Kushiyaki’s $35.00 Let’s Do Lunch offer substitutes the usual coffee with green tea. That is served first and arrives in a stunningly glazed ceramic cup. The meal that follows is bento style, with a variety of dishes accompanied by rice and miso soup.
Sesame sprinkled ohitashi – boiled spinach with soy, mirin and dashi – is simple and light. More exciting is Azuma’s seared tuna salad, known to food lovers through the television show Food Safari. Yellowfin tuna is briefly seared, then marinated in a punchy ponzu dressing and served completely covered with grated onion and daikon. The flavours are fresh and the tuna is silky smooth – a dish that lives up to its reputation.
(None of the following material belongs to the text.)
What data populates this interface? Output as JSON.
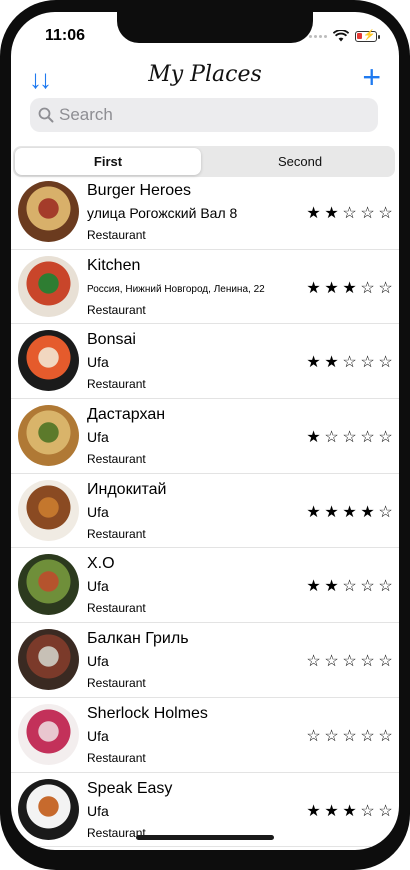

Though it is perfectly ok to visit Azuma Kushiyaki while Azuma’s not there, it’s incomprehensible to leave without trying a few kushiyaki (grilled skewers). Luckily, these are also there as part of our meal: a crunchy zucchini skewer sprinkled with dried shiso leaf and a simple, single prawn skewer, edible with shell and all. These two are perfect companions to beer, and the included Coopers Pale Ale works a treat.
On the Crave Sydney International Food Festival website, the meal’s centrepiece is advertised as wagyu sirloin steak with garlic soy, but is described on our menu as grain-fed tenderloin. A quick back-and-forth between the waitress and the kitchen confirms that the beef is in fact, not wagyu; but the juicy, wonderfully flavoured steak reminds us that, yes, there are varieties of beef other than wagyu that are still worth eating.
As we finish with rice and miso, my colleagues have wide grins on their faces. Azuma’s meal is so far the week’s favourite. It not only ticks the flavour box, but it also fills up the tummies of hungry office workers. Portion means a great deal to us blokes.